* [Task details]
An exact copy of every record, with no pictures, please.

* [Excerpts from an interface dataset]
►

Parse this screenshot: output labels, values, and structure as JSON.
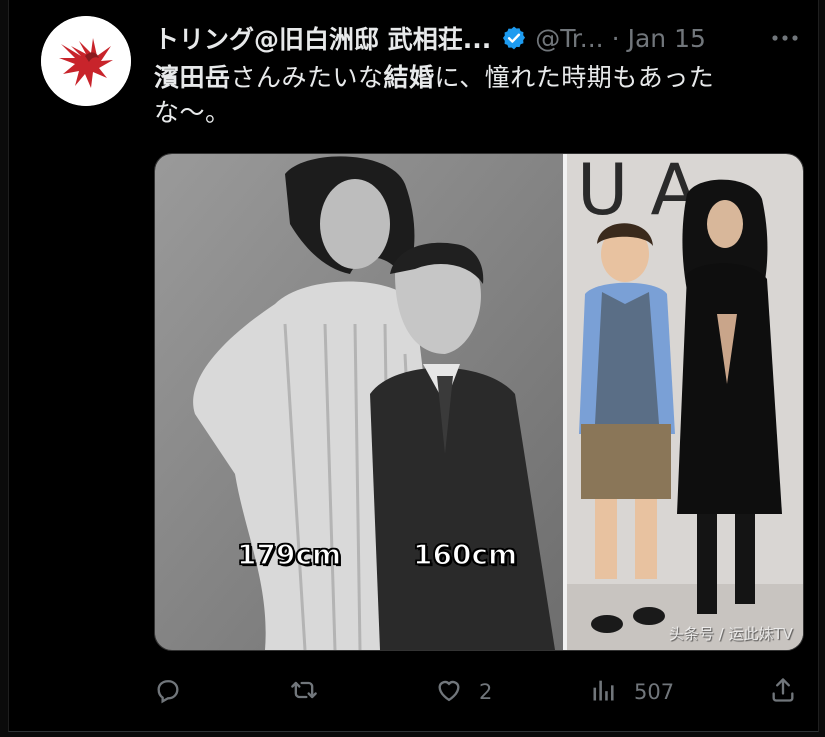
{
  "tweet": {
    "display_name": "トリング@旧白洲邸 武相荘...",
    "handle": "@Tr...",
    "separator": "·",
    "date": "Jan 15",
    "text_bold_1": "濱田岳",
    "text_part_1": "さんみたいな",
    "text_bold_2": "結婚",
    "text_part_2": "に、憧れた時期もあった",
    "text_line_2": "な〜。",
    "icons": {
      "verified": "verified-badge-icon",
      "more": "more-options-icon"
    }
  },
  "media": {
    "left_label_1": "179cm",
    "left_label_2": "160cm",
    "watermark": "头条号 / 运此妹TV"
  },
  "actions": {
    "reply_count": "",
    "retweet_count": "",
    "like_count": "2",
    "views_count": "507",
    "icons": [
      "reply-icon",
      "retweet-icon",
      "like-icon",
      "views-icon",
      "share-icon"
    ]
  },
  "colors": {
    "background": "#000000",
    "text": "#e7e9ea",
    "muted": "#71767b",
    "verified": "#1d9bf0"
  }
}
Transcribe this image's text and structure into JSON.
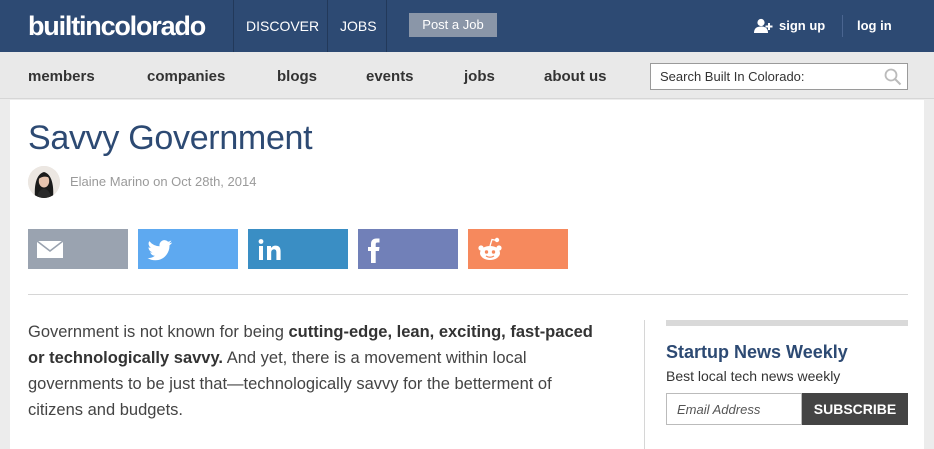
{
  "header": {
    "logo": "builtincolorado",
    "nav": [
      "DISCOVER",
      "JOBS"
    ],
    "post_job": "Post a Job",
    "sign_up": "sign up",
    "log_in": "log in",
    "colors": {
      "bar": "#2d4a73",
      "post_button": "#8a96a8"
    }
  },
  "subnav": {
    "items": [
      "members",
      "companies",
      "blogs",
      "events",
      "jobs",
      "about us"
    ],
    "search_placeholder": "Search Built In Colorado:"
  },
  "article": {
    "title": "Savvy Government",
    "byline": "Elaine Marino on Oct 28th, 2014",
    "intro_1": "Government is not known for being ",
    "intro_bold": "cutting-edge, lean, exciting, fast-paced or technologically savvy.",
    "intro_2": " And yet, there is a movement within local governments to be just that—technologically savvy for the betterment of citizens and budgets."
  },
  "share": [
    {
      "name": "email",
      "icon": "envelope-icon",
      "color": "#9aa3b0"
    },
    {
      "name": "twitter",
      "icon": "twitter-bird-icon",
      "color": "#5ea9f0"
    },
    {
      "name": "linkedin",
      "icon": "linkedin-icon",
      "color": "#3a8ec4"
    },
    {
      "name": "facebook",
      "icon": "facebook-icon",
      "color": "#7180b8"
    },
    {
      "name": "reddit",
      "icon": "reddit-alien-icon",
      "color": "#f6895d"
    }
  ],
  "sidebar": {
    "title": "Startup News Weekly",
    "subtitle": "Best local tech news weekly",
    "email_placeholder": "Email Address",
    "subscribe": "SUBSCRIBE"
  }
}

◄

* [Reply]
Parse this screenshot: output labels, values, and structure as JSON.
{
  "tweet": {
    "display_name": "トリング@旧白洲邸 武相荘...",
    "handle": "@Tr...",
    "separator": "·",
    "date": "Jan 15",
    "text_bold_1": "濱田岳",
    "text_part_1": "さんみたいな",
    "text_bold_2": "結婚",
    "text_part_2": "に、憧れた時期もあった",
    "text_line_2": "な〜。",
    "icons": {
      "verified": "verified-badge-icon",
      "more": "more-options-icon"
    }
  },
  "media": {
    "left_label_1": "179cm",
    "left_label_2": "160cm",
    "watermark": "头条号 / 运此妹TV"
  },
  "actions": {
    "reply_count": "",
    "retweet_count": "",
    "like_count": "2",
    "views_count": "507",
    "icons": [
      "reply-icon",
      "retweet-icon",
      "like-icon",
      "views-icon",
      "share-icon"
    ]
  },
  "colors": {
    "background": "#000000",
    "text": "#e7e9ea",
    "muted": "#71767b",
    "verified": "#1d9bf0"
  }
}
Transcribe this image's text and structure into JSON.
{
  "header": {
    "logo": "builtincolorado",
    "nav": [
      "DISCOVER",
      "JOBS"
    ],
    "post_job": "Post a Job",
    "sign_up": "sign up",
    "log_in": "log in",
    "colors": {
      "bar": "#2d4a73",
      "post_button": "#8a96a8"
    }
  },
  "subnav": {
    "items": [
      "members",
      "companies",
      "blogs",
      "events",
      "jobs",
      "about us"
    ],
    "search_placeholder": "Search Built In Colorado:"
  },
  "article": {
    "title": "Savvy Government",
    "byline": "Elaine Marino on Oct 28th, 2014",
    "intro_1": "Government is not known for being ",
    "intro_bold": "cutting-edge, lean, exciting, fast-paced or technologically savvy.",
    "intro_2": " And yet, there is a movement within local governments to be just that—technologically savvy for the betterment of citizens and budgets."
  },
  "share": [
    {
      "name": "email",
      "icon": "envelope-icon",
      "color": "#9aa3b0"
    },
    {
      "name": "twitter",
      "icon": "twitter-bird-icon",
      "color": "#5ea9f0"
    },
    {
      "name": "linkedin",
      "icon": "linkedin-icon",
      "color": "#3a8ec4"
    },
    {
      "name": "facebook",
      "icon": "facebook-icon",
      "color": "#7180b8"
    },
    {
      "name": "reddit",
      "icon": "reddit-alien-icon",
      "color": "#f6895d"
    }
  ],
  "sidebar": {
    "title": "Startup News Weekly",
    "subtitle": "Best local tech news weekly",
    "email_placeholder": "Email Address",
    "subscribe": "SUBSCRIBE"
  }
}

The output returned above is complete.